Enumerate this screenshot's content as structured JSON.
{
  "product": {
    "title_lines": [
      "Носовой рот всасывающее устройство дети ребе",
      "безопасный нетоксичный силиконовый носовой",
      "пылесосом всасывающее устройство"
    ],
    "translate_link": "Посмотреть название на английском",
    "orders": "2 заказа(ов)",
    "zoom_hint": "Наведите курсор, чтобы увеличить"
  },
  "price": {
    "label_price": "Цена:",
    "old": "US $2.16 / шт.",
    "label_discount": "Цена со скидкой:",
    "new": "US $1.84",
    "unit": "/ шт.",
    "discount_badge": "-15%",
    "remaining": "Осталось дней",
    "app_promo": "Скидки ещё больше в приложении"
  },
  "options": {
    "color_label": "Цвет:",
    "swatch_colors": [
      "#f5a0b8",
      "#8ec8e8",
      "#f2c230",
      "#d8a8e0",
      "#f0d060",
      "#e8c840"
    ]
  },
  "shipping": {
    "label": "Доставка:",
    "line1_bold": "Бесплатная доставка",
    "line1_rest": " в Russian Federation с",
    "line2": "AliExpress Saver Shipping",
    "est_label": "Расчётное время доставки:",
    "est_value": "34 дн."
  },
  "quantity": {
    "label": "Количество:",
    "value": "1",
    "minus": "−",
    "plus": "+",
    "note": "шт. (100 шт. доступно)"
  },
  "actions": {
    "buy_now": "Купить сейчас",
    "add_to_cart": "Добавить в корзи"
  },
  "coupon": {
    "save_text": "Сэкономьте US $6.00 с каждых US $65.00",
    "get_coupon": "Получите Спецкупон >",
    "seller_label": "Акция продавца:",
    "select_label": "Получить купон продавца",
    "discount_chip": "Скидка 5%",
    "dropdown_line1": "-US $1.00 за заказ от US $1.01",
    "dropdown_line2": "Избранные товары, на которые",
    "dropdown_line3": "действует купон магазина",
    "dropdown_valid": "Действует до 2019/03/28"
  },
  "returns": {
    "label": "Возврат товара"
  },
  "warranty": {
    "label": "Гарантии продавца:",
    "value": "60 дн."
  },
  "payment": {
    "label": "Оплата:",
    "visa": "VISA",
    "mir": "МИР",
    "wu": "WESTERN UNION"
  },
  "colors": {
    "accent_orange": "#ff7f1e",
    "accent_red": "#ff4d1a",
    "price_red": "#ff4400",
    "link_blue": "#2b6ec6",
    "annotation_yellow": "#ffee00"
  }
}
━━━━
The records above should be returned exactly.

▸ Worked solution
Enumerate this screenshot's content as structured JSON.
{
  "product": {
    "title_lines": [
      "Носовой рот всасывающее устройство дети ребе",
      "безопасный нетоксичный силиконовый носовой",
      "пылесосом всасывающее устройство"
    ],
    "translate_link": "Посмотреть название на английском",
    "orders": "2 заказа(ов)",
    "zoom_hint": "Наведите курсор, чтобы увеличить"
  },
  "price": {
    "label_price": "Цена:",
    "old": "US $2.16 / шт.",
    "label_discount": "Цена со скидкой:",
    "new": "US $1.84",
    "unit": "/ шт.",
    "discount_badge": "-15%",
    "remaining": "Осталось дней",
    "app_promo": "Скидки ещё больше в приложении"
  },
  "options": {
    "color_label": "Цвет:",
    "swatch_colors": [
      "#f5a0b8",
      "#8ec8e8",
      "#f2c230",
      "#d8a8e0",
      "#f0d060",
      "#e8c840"
    ]
  },
  "shipping": {
    "label": "Доставка:",
    "line1_bold": "Бесплатная доставка",
    "line1_rest": " в Russian Federation с",
    "line2": "AliExpress Saver Shipping",
    "est_label": "Расчётное время доставки:",
    "est_value": "34 дн."
  },
  "quantity": {
    "label": "Количество:",
    "value": "1",
    "minus": "−",
    "plus": "+",
    "note": "шт. (100 шт. доступно)"
  },
  "actions": {
    "buy_now": "Купить сейчас",
    "add_to_cart": "Добавить в корзи"
  },
  "coupon": {
    "save_text": "Сэкономьте US $6.00 с каждых US $65.00",
    "get_coupon": "Получите Спецкупон >",
    "seller_label": "Акция продавца:",
    "select_label": "Получить купон продавца",
    "discount_chip": "Скидка 5%",
    "dropdown_line1": "-US $1.00 за заказ от US $1.01",
    "dropdown_line2": "Избранные товары, на которые",
    "dropdown_line3": "действует купон магазина",
    "dropdown_valid": "Действует до 2019/03/28"
  },
  "returns": {
    "label": "Возврат товара"
  },
  "warranty": {
    "label": "Гарантии продавца:",
    "value": "60 дн."
  },
  "payment": {
    "label": "Оплата:",
    "visa": "VISA",
    "mir": "МИР",
    "wu": "WESTERN UNION"
  },
  "colors": {
    "accent_orange": "#ff7f1e",
    "accent_red": "#ff4d1a",
    "price_red": "#ff4400",
    "link_blue": "#2b6ec6",
    "annotation_yellow": "#ffee00"
  }
}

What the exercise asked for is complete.